Lebanon’s currency has been pegged to the dollar at 1,500 Lebanese pounds for 23 years, but began depreciating on parallel markets last summer due to unsustainable financial policies that cracked under an acute dollar shortage. The dollar shortage was the result of a decade-long economic slump and a slowdown in remittances from Lebanon’s large diaspora.
Suffering from a dollar liquidity issue, banks imposed increasingly harsh capital controls in November. Depositors had only been allowed to withdraw a few hundred dollars per month from dollar-denominated accounts, forcing many to withdraw cash in Lebanese pounds at the official rate, which was substantially less than the market rate and thereby caused them to incur significant losses.
The decision also allows people with accounts in local currency under five million Lebanese pounds ($3,330, at the official rate) to convert their money into dollars at the official rate and then withdraw it in Lebanese pounds at the higher parallel rate.
For example, a depositor with three million Lebanese pounds in his or her account would be able to convert it to $2,000 and then convert it back to Lebanese pounds at the market rate of 2,800 Lebanese pounds to the US dollar, which would equal 5.6 million Lebanese pounds. This means the account holder will effectively double his money.
‘Liraficaiton:’ 1.7 million people to be affected
The decision’s parameters apply to roughly 60 percent of accounts in Lebanon, worth a total of around $1bn. Jad Chaaban, associate professor of economics at the American University of Beirut, said 1.7 million people will be affected.

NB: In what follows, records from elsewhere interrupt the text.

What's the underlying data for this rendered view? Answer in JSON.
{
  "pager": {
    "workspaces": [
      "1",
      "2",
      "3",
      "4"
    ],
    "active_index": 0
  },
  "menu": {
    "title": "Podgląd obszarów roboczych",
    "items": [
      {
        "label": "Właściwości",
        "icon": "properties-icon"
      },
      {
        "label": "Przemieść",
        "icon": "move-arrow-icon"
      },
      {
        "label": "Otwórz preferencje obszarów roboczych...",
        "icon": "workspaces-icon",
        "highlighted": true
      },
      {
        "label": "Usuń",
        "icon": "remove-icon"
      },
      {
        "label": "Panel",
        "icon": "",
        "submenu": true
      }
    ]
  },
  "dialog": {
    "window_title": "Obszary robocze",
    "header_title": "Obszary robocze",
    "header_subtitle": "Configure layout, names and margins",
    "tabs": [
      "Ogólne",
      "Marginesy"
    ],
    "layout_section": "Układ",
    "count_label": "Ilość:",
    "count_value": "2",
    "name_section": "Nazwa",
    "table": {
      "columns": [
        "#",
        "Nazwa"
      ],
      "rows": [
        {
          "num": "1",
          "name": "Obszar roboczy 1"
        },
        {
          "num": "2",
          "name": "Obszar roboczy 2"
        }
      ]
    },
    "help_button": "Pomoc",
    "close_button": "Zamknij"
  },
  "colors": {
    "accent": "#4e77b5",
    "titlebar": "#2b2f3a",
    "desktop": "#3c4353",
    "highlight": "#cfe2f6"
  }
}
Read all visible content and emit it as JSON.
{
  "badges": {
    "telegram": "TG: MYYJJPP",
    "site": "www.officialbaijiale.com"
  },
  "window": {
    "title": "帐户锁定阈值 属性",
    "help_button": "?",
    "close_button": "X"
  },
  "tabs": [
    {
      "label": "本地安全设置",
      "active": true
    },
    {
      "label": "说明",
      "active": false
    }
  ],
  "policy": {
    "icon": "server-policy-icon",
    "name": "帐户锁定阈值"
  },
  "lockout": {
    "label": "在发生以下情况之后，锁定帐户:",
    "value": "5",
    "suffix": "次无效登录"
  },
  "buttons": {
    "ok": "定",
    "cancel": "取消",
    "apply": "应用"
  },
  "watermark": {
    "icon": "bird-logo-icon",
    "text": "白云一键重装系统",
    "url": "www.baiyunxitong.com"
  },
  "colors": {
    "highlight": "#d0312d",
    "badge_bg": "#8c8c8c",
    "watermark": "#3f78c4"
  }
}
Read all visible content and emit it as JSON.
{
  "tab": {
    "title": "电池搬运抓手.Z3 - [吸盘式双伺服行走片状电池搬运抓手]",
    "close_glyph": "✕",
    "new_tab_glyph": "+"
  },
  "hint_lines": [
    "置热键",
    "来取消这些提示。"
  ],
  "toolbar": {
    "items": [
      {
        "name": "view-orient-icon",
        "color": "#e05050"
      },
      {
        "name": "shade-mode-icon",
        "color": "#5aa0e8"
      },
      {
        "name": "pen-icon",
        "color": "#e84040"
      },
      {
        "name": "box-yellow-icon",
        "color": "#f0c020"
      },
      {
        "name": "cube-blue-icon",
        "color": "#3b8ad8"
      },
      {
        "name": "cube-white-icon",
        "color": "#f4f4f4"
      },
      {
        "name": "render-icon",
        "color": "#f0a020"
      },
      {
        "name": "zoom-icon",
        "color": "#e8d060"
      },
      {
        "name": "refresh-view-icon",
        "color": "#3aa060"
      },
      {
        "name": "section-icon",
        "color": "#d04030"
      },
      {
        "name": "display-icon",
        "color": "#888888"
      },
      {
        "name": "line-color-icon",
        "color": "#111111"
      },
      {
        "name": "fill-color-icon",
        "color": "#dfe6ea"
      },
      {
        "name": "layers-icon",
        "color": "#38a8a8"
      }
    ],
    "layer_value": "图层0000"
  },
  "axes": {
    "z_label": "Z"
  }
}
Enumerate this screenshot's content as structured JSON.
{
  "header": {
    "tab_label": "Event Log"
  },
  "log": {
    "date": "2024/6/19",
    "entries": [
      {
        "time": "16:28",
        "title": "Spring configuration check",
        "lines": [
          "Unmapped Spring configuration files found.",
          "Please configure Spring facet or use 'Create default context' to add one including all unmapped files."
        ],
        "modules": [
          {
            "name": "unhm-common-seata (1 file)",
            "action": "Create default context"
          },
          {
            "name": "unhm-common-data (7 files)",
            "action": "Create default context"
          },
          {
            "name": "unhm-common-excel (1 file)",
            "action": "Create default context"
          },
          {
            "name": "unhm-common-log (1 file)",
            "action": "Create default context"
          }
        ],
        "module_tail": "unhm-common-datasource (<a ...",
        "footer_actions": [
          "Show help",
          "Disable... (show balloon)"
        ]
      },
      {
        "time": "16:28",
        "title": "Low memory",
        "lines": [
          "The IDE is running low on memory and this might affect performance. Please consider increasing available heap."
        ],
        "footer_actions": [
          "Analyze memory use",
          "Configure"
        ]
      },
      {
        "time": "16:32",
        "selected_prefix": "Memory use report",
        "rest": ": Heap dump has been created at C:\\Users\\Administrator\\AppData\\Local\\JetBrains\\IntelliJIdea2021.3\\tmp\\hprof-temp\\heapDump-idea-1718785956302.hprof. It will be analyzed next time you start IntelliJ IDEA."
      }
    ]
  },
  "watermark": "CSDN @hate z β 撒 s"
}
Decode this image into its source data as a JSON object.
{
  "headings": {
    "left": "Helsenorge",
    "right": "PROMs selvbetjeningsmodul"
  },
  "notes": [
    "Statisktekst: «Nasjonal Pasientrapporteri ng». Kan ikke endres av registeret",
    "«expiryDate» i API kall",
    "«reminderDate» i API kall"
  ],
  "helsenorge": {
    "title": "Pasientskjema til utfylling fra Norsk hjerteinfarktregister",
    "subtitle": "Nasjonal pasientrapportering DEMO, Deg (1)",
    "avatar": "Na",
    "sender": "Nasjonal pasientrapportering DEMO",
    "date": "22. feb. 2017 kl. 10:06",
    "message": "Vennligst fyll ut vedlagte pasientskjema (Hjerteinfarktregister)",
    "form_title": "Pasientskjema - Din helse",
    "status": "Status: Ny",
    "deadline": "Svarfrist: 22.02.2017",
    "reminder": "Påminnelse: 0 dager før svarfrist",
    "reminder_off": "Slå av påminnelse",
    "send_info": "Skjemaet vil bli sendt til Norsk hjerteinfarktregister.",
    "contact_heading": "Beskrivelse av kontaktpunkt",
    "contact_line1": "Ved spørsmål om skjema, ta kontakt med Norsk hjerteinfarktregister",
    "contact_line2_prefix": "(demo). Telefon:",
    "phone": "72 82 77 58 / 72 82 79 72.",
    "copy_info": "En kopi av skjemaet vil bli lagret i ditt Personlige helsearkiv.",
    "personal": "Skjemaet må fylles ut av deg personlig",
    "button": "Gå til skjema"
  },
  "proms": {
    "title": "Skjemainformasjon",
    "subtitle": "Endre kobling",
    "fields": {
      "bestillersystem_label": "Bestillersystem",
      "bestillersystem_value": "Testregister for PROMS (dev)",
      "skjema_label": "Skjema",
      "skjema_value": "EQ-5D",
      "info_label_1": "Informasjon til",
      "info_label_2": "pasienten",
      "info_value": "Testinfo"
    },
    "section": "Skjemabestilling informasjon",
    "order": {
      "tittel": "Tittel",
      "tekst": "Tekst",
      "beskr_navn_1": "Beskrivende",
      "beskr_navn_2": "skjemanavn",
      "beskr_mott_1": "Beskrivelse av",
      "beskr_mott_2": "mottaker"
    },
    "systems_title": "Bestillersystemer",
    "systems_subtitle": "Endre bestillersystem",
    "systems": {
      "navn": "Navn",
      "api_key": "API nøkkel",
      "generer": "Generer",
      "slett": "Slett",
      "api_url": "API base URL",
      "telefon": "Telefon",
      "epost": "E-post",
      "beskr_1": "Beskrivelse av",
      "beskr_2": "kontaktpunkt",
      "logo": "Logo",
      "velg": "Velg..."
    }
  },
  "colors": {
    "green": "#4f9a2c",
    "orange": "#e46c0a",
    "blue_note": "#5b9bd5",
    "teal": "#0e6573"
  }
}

But Chaaban said that “what is portrayed as something beneficial is actually a forced conversion to Lebanese pounds at a market rate, and it’s not a clear rate.”
“In effect, it cleans up the balance sheets of banks because they can ‘get rid’ of 1.7 million small depositors. Instead of these people trying to come and withdraw $100 to $200 every two weeks, [the banks] give it to them one time and in Lebanese pounds,” Chaaban said.
While the recent decision affects only a small fraction of the Lebanese banking system’s more than $150bn in total deposits, analysts see it as the first step in permanently converting dollar deposits into the local currency, a process known colloquially as “liraficaition.”
A win for banks and elites, but how about depositors?
Despite the criticism, the banking source tells Al Jazeera the move is a win-win for both banks and depositors.
Banks, which have faced an outburst of widespread anger over the limitations on dollar withdrawals that led dozens of branches to be vandalised and even set on fire, will now be able to give people local currency at an acceptable rate.
Meanwhile, people who had already been struggling to pay for basic needs under the economic crisis – and who now face the additional pressure of coronavirus pandemic – will be given some breathing room.
Analysts also warned that Friday’s circular might lead the Lebanese pound to rapidly depreciate on the parallel market because a large amount of local currency would suddenly become available, while dollars remain scarce.
“You have a huge risk of sudden dollar-price increase because you have a bunch of liras for very limited dollars,” Tamo said.
Those with even a small amount of local currency to spare would have an incentive to exchange them into dollars due to the volatility of the Lebanese currency, he said.
The banking source concurred: “If people take this money to buy dollars and then stack it at home, there will be more pressure, and the price could go higher.”
“It depends on the reaction, but I think this category of small depositors usually need to spend and shouldn’t be stacking money at home.”